bbella - 10-Jul-14 @ 12:14 PM
Leave a Comment, Ask for Advice or Share Your Story...
(never shown)
(never shown)
(never shown)
(never shown)
Enter word:
Our Quick Links
Latest Comments
  • chris
    Re: Drowning and Forensics
    My son was 9 six weeks ago he passed away in his sleep he was epileptic.His nose and mouth were all blue white and wrinkled and eyes were…
    23 May 2015
  • ExploreForensics
    Re: Forensic Toxicology
    @jodiesol22 - I am so sorry to hear of your loss. Toxicology reports are carried out in order to help determine the cause of death. You would…
    20 May 2015
  • DrO
    Re: The Rate of Decay in a Corpse
    @Carmen - The body would take longer decompose because a zinc-lined coffin is hermetically sealed. While it would slow down the…
    20 May 2015
  • wookie1
    Re: The Rate of Decay in a Corpse
    My husband died of a heart attack in our bed. I am a registered nurse, performed cpr, paramedics continued life support with…
    19 May 2015
  • rrrrrrrr
    Re: Forensic Cases: The Murder of Leanne Tiernan
    Just watched this case on forensic files. interesting case so I Googled it haha
    17 May 2015
  • jodiesol22
    Re: Forensic Toxicology
    my baby boy passed away after being born at just 12 weeks old why does their have to be a toxicology test done on him ? would this show the 6…
    16 May 2015
  • Carmen
    Re: The Rate of Decay in a Corpse
    Hi, my dad died 28 years ago in Morocco and was brought back on a plane in a zinc lined coffin. I was wondering how long would it…
    14 May 2015
  • Cecil
    Re: Forensic Cases: The M25 Rapist, Antoni Imiela
    I think that at the time the first attack was done to the 10 year old girl in November 2001, Iliema's DNA…
    14 May 2015
  • ExploreForensics
    Re: Blunt Force Trauma
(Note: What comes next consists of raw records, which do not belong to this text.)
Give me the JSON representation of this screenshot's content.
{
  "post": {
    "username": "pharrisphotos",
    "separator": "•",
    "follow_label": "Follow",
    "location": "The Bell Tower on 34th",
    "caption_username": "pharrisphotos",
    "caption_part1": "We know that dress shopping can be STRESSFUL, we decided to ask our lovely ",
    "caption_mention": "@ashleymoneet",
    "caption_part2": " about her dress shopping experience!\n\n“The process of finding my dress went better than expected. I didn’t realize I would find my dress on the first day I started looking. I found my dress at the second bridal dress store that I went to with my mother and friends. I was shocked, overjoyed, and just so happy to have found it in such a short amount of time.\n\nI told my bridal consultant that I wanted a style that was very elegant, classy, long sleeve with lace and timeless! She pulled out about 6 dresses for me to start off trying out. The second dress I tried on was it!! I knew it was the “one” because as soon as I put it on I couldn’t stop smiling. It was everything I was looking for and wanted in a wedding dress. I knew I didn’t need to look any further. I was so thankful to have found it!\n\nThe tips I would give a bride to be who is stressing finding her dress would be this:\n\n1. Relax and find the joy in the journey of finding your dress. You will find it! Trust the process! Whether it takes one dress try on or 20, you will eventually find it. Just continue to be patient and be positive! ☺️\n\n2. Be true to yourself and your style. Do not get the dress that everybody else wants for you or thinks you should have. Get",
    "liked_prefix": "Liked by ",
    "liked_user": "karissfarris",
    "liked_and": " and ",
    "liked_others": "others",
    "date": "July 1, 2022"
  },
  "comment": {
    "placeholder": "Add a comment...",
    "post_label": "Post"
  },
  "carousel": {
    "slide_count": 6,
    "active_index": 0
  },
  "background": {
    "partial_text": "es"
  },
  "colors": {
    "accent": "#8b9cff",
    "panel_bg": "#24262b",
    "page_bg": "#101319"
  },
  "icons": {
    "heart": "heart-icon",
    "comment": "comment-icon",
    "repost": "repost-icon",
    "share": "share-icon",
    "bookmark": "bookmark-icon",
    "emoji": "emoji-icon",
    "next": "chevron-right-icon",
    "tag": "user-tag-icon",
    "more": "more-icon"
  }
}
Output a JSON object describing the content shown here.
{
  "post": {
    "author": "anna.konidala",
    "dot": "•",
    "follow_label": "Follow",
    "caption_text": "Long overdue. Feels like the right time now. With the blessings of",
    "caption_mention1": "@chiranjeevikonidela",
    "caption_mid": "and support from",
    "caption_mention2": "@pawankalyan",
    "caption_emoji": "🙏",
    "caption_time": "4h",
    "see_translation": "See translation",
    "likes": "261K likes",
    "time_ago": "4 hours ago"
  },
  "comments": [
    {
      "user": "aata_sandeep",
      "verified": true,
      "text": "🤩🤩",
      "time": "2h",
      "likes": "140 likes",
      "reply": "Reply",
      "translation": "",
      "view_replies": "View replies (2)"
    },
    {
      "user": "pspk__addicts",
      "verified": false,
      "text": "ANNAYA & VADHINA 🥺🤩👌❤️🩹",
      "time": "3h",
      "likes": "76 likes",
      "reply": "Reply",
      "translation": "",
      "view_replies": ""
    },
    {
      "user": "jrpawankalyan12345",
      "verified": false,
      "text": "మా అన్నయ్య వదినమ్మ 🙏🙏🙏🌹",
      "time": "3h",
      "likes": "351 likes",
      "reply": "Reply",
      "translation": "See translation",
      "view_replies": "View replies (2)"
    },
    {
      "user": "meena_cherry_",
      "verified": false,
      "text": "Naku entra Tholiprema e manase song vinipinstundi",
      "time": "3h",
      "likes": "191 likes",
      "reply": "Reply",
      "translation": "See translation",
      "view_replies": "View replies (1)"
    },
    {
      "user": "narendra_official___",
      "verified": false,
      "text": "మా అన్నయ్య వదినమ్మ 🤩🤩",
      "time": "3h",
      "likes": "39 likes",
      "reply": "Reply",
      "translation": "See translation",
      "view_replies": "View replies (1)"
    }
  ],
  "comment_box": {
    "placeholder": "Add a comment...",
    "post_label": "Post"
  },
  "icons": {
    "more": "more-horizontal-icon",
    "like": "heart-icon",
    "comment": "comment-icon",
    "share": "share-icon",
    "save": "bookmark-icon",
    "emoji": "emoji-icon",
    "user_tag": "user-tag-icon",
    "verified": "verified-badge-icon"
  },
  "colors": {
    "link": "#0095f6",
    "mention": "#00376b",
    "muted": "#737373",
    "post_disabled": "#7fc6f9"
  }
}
    @Sandy - I'm afraid we can't advise on this and you would have to run this question by your GP.
    14 May 2015
  • confused
    Re: Determining Cause of Death
    My 13 year olds dad passed away 7-6-2015 when he was found he looked as if he just fell asleep and passed away he never moved.. He…
    14 May 2015
Further Reading...
Our Most Popular...
Add to my Yahoo!
Add to Google
Stumble this
Add to Twitter
Add To Facebook
RSS feed
You should seek independent professional advice before acting upon any information on the ExploreForensics website. Please read our Disclaimer.